At least 207 people were injured in the attacks, as bombers also struck near a primary school and a vegetable market and appeared to target the convoy of a leading bank official.
Analysts said the apparently coordinated attacks bore the hallmark of well-trained insurgents, who took advantage of the U.S. pullout and the escalating political turmoil between Iraq’s Shiite and Sunni leaders. Mark Toner, a spokesman for the State Department, said the attacks were “linked clearly to this vulnerable period after U.S. forces have withdrawn” and when the Iraqi government “is finding its feet and moving forward.”
Sen. John McCain (R-Ariz.) said that “things are unraveling, tragically,” after what he has criticized as a premature withdrawal of U.S. forces. Interviewed on the CBS “Early Show,” he said: “We won the war, and we’re losing the peace.’’
Most of the attacks — 15 of them — erupted during a two-hour spree that began 6:30 a.m., said officials at the Interior Ministry, who spoke on the condition of anonymity because they were not authorized to make public statements.
No group asserted responsibility for the attacks, which were similar to previous ones carried out by the group al-Qaeda in Iraq. “From their perspective, it could not have been a better moment,” said Joost Hiltermann, deputy program director for the Middle East and North Africa at the International Crisis Group. “In times of political crisis, there are actors out there who want to push sectarian buttons. And I think that has happened.”
At least two more attacks erupted Thursday evening, including a car bomb that injured at least three civilians and explosive charges near houses and shops, according to government officials.
The violence comes just days after the end of U.S. combat operations in Iraq and — in the midst of a governmental emergency — threatens to rip apart the country’s fragile ruling coalition.
Prime Minister Nouri al-Maliki said the bombers will be punished. “I call upon all the religious men, the patriot powers and the tribes to support the security agencies in these very difficult circumstances,” he said in a statement.
But the bombings put him in a precarious spot. Hiltermann said most Baghdad residents just want to feel safe and receive basic services, such as electricity.

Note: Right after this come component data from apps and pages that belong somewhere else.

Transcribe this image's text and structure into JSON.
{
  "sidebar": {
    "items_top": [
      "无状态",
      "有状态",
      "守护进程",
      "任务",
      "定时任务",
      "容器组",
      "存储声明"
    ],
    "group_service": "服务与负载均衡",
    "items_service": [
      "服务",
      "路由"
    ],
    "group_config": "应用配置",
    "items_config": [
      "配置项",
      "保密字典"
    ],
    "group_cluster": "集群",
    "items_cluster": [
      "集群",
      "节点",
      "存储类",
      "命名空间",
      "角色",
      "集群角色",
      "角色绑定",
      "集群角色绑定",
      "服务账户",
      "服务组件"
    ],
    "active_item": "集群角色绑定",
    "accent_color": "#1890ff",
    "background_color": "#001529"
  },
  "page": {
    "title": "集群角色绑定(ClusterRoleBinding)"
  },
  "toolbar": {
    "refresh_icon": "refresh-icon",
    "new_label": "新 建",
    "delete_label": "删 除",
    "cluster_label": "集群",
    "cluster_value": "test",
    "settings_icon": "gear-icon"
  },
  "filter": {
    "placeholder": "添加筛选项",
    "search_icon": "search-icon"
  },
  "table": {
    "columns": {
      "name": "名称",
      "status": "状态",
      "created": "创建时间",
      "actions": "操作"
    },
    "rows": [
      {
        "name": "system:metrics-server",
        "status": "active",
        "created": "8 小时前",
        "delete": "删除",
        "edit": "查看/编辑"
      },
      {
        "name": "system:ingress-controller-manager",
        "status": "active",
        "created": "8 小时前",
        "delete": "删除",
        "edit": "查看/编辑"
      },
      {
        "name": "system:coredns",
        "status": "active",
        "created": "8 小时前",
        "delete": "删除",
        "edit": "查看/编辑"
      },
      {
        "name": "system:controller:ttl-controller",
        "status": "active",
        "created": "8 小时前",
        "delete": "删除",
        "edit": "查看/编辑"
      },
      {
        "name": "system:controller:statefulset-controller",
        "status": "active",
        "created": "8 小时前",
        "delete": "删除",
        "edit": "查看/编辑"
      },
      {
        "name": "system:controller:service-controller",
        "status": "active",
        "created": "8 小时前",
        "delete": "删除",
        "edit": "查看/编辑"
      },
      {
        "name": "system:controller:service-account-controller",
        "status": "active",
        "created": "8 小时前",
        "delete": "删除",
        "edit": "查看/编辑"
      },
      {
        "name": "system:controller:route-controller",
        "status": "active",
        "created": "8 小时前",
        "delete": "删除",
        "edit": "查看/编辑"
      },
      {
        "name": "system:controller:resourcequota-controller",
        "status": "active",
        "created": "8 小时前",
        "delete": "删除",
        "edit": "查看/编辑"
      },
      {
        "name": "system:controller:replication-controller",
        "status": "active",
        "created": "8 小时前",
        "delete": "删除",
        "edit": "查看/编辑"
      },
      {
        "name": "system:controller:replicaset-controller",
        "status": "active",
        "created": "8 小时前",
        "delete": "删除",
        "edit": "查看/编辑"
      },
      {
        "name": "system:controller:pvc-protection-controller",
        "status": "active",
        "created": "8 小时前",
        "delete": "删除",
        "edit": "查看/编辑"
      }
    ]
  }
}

In that context, he said, “they don’t really care who is running the country.”
The U.S. Embassy in Baghdad strongly condemned the attacks, saying, “It is especially important during this critical period that Iraq’s political leaders work to resolve differences peacefully, through dialogue, and in accordance with Iraq’s constitution and laws.”